■ About this task:
Each record below must come back exactly as written; its pictures must not.

········

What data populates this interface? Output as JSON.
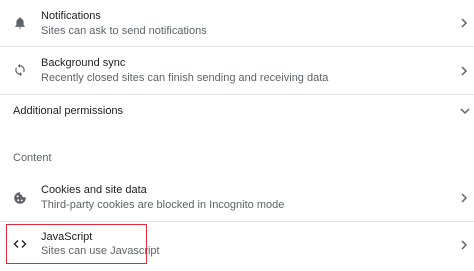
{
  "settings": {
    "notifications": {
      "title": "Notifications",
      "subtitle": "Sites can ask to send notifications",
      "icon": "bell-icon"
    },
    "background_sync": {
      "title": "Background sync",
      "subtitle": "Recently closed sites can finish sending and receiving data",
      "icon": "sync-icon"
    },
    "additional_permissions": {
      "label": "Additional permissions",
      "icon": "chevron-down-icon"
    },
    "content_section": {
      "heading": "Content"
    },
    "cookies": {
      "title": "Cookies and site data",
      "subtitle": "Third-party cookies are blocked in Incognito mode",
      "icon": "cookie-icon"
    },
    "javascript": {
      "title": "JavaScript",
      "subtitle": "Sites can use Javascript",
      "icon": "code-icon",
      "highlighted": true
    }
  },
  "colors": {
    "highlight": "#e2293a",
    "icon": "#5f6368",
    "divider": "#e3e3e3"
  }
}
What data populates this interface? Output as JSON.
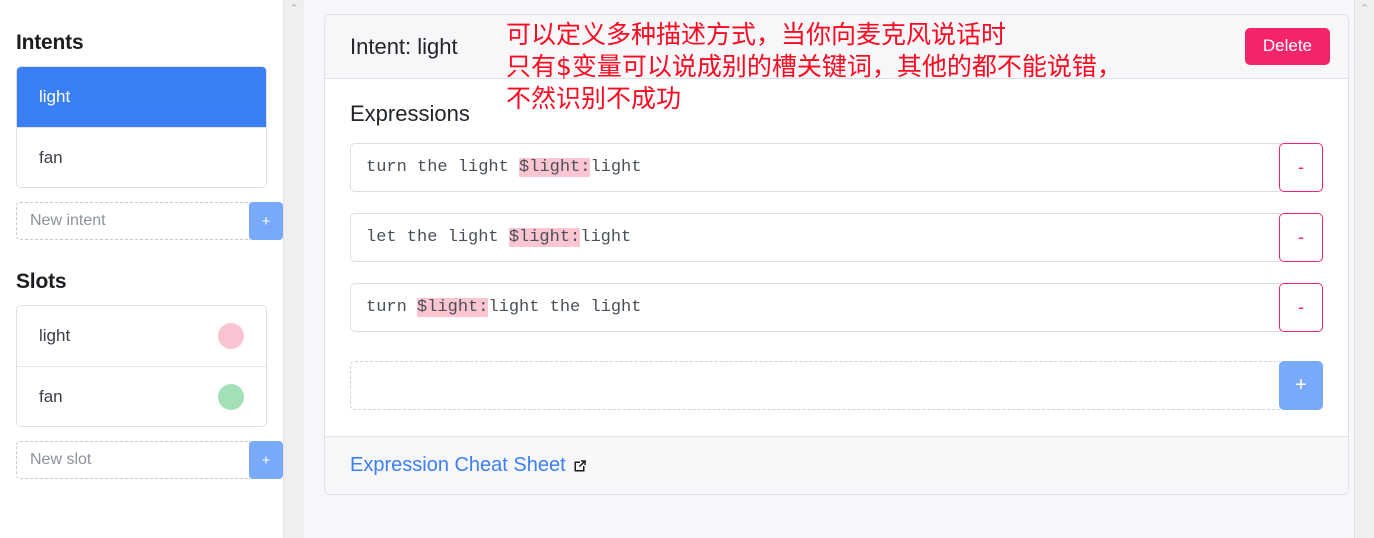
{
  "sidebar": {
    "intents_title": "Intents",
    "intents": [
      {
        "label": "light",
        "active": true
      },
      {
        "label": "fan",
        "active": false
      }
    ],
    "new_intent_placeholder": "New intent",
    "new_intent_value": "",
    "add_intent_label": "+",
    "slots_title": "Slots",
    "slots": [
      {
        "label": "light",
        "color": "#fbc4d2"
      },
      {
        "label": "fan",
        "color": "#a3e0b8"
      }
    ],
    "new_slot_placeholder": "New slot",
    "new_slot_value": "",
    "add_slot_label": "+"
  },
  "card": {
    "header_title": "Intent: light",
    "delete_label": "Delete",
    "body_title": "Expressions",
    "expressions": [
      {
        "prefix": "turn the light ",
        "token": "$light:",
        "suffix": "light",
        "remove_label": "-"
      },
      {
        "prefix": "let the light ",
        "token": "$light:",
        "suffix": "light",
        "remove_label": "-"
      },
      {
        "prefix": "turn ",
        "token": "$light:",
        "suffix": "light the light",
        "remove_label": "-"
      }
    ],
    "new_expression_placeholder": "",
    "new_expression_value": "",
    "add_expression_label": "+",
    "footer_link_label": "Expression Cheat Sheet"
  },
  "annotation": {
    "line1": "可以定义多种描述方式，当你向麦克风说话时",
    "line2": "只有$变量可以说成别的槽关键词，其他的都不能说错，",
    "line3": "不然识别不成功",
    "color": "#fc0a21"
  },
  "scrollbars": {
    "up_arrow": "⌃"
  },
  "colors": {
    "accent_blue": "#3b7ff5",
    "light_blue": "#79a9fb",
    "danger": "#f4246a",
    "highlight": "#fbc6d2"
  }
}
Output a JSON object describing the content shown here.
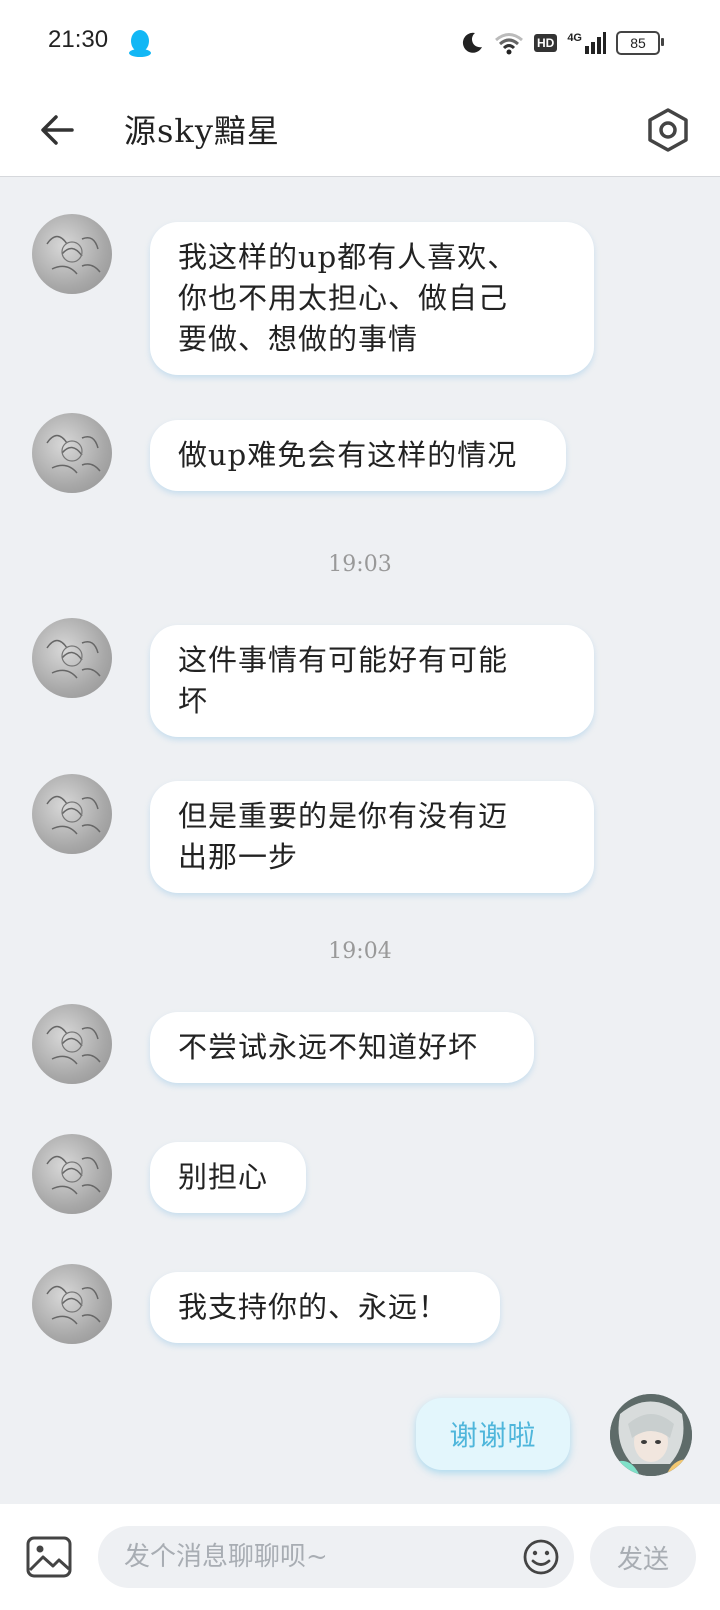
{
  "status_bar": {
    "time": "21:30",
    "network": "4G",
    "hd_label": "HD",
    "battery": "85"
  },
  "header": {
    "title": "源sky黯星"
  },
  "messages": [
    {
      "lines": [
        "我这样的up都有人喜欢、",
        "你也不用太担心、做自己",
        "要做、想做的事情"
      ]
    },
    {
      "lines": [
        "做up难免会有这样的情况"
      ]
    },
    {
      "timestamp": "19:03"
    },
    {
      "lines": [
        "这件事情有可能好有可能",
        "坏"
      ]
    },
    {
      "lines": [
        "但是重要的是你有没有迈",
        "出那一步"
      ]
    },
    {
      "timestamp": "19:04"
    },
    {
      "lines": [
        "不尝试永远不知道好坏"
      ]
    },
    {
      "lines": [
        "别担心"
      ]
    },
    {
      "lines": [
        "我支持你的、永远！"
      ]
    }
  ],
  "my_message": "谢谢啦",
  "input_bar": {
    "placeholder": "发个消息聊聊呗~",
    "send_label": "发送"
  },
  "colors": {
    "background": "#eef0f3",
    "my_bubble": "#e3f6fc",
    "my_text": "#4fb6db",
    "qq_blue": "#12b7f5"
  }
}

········

■ Finished task:
What data populates this interface? Output as JSON.
{
  "settings": {
    "notifications": {
      "title": "Notifications",
      "subtitle": "Sites can ask to send notifications",
      "icon": "bell-icon"
    },
    "background_sync": {
      "title": "Background sync",
      "subtitle": "Recently closed sites can finish sending and receiving data",
      "icon": "sync-icon"
    },
    "additional_permissions": {
      "label": "Additional permissions",
      "icon": "chevron-down-icon"
    },
    "content_section": {
      "heading": "Content"
    },
    "cookies": {
      "title": "Cookies and site data",
      "subtitle": "Third-party cookies are blocked in Incognito mode",
      "icon": "cookie-icon"
    },
    "javascript": {
      "title": "JavaScript",
      "subtitle": "Sites can use Javascript",
      "icon": "code-icon",
      "highlighted": true
    }
  },
  "colors": {
    "highlight": "#e2293a",
    "icon": "#5f6368",
    "divider": "#e3e3e3"
  }
}
What data populates this interface? Output as JSON.
{
  "sidebar": {
    "intents_title": "Intents",
    "intents": [
      {
        "label": "light",
        "active": true
      },
      {
        "label": "fan",
        "active": false
      }
    ],
    "new_intent_placeholder": "New intent",
    "new_intent_value": "",
    "add_intent_label": "+",
    "slots_title": "Slots",
    "slots": [
      {
        "label": "light",
        "color": "#fbc4d2"
      },
      {
        "label": "fan",
        "color": "#a3e0b8"
      }
    ],
    "new_slot_placeholder": "New slot",
    "new_slot_value": "",
    "add_slot_label": "+"
  },
  "card": {
    "header_title": "Intent: light",
    "delete_label": "Delete",
    "body_title": "Expressions",
    "expressions": [
      {
        "prefix": "turn the light ",
        "token": "$light:",
        "suffix": "light",
        "remove_label": "-"
      },
      {
        "prefix": "let the light ",
        "token": "$light:",
        "suffix": "light",
        "remove_label": "-"
      },
      {
        "prefix": "turn ",
        "token": "$light:",
        "suffix": "light the light",
        "remove_label": "-"
      }
    ],
    "new_expression_placeholder": "",
    "new_expression_value": "",
    "add_expression_label": "+",
    "footer_link_label": "Expression Cheat Sheet"
  },
  "annotation": {
    "line1": "可以定义多种描述方式，当你向麦克风说话时",
    "line2": "只有$变量可以说成别的槽关键词，其他的都不能说错，",
    "line3": "不然识别不成功",
    "color": "#fc0a21"
  },
  "scrollbars": {
    "up_arrow": "⌃"
  },
  "colors": {
    "accent_blue": "#3b7ff5",
    "light_blue": "#79a9fb",
    "danger": "#f4246a",
    "highlight": "#fbc6d2"
  }
}
Output a JSON object describing the content shown here.
{
  "status_bar": {
    "time": "21:30",
    "network": "4G",
    "hd_label": "HD",
    "battery": "85"
  },
  "header": {
    "title": "源sky黯星"
  },
  "messages": [
    {
      "lines": [
        "我这样的up都有人喜欢、",
        "你也不用太担心、做自己",
        "要做、想做的事情"
      ]
    },
    {
      "lines": [
        "做up难免会有这样的情况"
      ]
    },
    {
      "timestamp": "19:03"
    },
    {
      "lines": [
        "这件事情有可能好有可能",
        "坏"
      ]
    },
    {
      "lines": [
        "但是重要的是你有没有迈",
        "出那一步"
      ]
    },
    {
      "timestamp": "19:04"
    },
    {
      "lines": [
        "不尝试永远不知道好坏"
      ]
    },
    {
      "lines": [
        "别担心"
      ]
    },
    {
      "lines": [
        "我支持你的、永远！"
      ]
    }
  ],
  "my_message": "谢谢啦",
  "input_bar": {
    "placeholder": "发个消息聊聊呗~",
    "send_label": "发送"
  },
  "colors": {
    "background": "#eef0f3",
    "my_bubble": "#e3f6fc",
    "my_text": "#4fb6db",
    "qq_blue": "#12b7f5"
  }
}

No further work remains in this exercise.